This is, of course, not the same as having a hereditary title or Lord of the Manor title but gives you the opportunity to style yourself as such, which can afford some of the same fantastic perks. Our customers have shared stories of everything from flight upgrades to preferential treatment.
Unlike other change of title services, by becoming a Laird, Lord or Lady of Glencoe you are also supporting a unique conservation project to rewild areas in Glencoe Wood and Lochaber with native plant and animal species, returning your tiny bit of Scotland to it’s once abundant existence. As one of the Highland Titles community, you will get the chance to receive regular updates on the conservation projects you support.

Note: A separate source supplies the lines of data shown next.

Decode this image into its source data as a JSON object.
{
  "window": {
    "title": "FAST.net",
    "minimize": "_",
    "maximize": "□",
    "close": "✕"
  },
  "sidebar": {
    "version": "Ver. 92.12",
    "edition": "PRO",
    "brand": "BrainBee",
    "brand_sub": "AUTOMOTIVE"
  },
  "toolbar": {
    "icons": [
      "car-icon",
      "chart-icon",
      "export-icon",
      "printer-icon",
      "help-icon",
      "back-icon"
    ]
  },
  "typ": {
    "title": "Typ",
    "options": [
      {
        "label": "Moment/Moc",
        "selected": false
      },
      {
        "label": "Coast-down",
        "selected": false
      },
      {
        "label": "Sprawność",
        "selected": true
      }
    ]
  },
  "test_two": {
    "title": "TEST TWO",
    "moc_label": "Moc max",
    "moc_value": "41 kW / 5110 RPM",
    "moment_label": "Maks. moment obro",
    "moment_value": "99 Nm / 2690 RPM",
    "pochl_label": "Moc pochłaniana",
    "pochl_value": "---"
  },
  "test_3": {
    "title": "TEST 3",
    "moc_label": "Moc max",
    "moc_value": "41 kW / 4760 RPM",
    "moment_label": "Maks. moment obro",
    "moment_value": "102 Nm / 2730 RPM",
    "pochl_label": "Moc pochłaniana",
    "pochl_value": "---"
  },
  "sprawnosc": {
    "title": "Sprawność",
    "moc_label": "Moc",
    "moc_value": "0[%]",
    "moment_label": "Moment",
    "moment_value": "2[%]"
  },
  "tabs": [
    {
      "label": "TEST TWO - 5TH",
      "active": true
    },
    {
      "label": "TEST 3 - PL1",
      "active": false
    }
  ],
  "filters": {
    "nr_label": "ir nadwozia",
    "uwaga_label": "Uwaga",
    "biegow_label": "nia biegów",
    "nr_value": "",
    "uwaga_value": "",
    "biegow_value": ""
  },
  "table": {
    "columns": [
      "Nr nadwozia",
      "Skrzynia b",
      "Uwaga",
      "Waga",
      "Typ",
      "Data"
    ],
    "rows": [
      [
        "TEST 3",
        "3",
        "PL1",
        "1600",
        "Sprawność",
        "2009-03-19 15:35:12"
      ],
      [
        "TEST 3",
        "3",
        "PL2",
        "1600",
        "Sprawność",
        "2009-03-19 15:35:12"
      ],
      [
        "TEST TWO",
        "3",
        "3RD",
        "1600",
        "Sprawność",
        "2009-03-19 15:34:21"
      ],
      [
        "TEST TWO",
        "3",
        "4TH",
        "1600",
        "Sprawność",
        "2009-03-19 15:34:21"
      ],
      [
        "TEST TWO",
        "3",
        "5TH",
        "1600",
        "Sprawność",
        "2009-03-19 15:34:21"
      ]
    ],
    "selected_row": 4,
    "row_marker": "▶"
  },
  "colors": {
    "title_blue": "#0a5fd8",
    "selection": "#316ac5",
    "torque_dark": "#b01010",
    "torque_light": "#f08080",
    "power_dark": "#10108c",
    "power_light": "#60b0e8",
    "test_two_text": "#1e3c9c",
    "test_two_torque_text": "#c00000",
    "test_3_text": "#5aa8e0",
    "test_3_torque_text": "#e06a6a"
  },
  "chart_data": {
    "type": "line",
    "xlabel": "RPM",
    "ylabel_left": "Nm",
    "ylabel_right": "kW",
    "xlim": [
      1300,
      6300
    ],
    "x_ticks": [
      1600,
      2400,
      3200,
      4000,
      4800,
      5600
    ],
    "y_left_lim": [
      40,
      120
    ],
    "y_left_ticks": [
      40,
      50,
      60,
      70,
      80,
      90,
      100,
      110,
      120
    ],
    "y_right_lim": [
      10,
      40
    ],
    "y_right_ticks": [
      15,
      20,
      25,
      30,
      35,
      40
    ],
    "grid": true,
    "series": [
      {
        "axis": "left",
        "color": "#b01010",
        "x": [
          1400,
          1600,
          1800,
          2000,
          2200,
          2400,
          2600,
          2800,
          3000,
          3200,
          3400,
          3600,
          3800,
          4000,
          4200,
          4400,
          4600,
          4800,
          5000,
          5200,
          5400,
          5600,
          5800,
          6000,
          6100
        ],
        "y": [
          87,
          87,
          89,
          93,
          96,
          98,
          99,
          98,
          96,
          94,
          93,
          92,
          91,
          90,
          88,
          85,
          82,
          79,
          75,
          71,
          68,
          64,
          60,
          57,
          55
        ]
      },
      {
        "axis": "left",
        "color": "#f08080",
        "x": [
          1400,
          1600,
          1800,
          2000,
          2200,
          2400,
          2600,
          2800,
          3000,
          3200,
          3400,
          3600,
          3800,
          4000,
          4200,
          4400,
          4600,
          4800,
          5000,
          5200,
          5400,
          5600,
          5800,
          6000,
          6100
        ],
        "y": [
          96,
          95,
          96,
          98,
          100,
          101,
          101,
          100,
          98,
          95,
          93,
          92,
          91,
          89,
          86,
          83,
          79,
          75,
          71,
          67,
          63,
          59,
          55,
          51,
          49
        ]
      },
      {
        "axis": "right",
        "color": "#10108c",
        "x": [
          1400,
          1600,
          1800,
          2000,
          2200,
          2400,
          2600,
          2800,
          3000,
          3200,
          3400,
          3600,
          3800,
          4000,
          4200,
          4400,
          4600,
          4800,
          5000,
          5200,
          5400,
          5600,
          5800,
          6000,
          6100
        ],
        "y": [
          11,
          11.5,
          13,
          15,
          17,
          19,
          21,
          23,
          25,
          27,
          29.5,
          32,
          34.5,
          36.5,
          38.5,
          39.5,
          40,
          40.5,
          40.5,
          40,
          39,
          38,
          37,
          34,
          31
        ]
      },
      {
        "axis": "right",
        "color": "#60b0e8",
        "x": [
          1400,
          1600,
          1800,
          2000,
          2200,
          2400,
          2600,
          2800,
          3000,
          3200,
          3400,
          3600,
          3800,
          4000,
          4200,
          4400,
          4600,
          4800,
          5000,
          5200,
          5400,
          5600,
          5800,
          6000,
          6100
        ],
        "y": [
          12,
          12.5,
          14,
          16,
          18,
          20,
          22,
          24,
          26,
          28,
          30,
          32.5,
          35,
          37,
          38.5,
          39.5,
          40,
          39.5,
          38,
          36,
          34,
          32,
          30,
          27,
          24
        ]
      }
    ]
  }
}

As a Laird, Lord or Lady of Glencoe you will also have the opportunity to attend our Gathering in Glencoe, which is held once a year, and gives you the chance to celebrate your title with Lairds, and Ladies from across the globe as well as learn more about the work you are supporting on the reserves.
Yes, as long as your plot is purchased with a Master Title Deed. The Master Title Deed is a legal document accepted in many jurisdictions, that affirms your right to be known by your new title. We have created a comprehensive guide on how to execute your Master Title Deed and update legal documentation.
If you get married or change your name once you have your Master Title Deed, you can simply request a reissue of documents.
When you purchase a Highland Titles plot, you obtain a personal right to a souvenir plot of land.
There is a difference between a ‘personal’ right and a real right of ownership. So what is a real right of ownership?
The Registers of Scotland have stated
“A real right of ownership in land (in the sense of a right that is enforceable against third parties) can only be obtained by registration in the Land Register or by recording a deed in the Register of Sasines as appropriate.”
We are quite clear that Highland Titles plots cannot be registered in the official Land Register because these are souvenir plots and registered by Highland Titles. This means that any rights and responsibilities over the land are of a personal nature between Highland Titles and our Lairds, Lords, and Ladies.
As a statement of trust between Highland Titles and our Lords, Lairds, and Ladies, we have created our own land registry so that ownership of your piece of Scottish land is registered and open to public view.
As a member of the Highland Titles community, you will have traditional landowner responsibilities and have the chance to participate in land management votes and share your thoughts on what should be done to restore the land.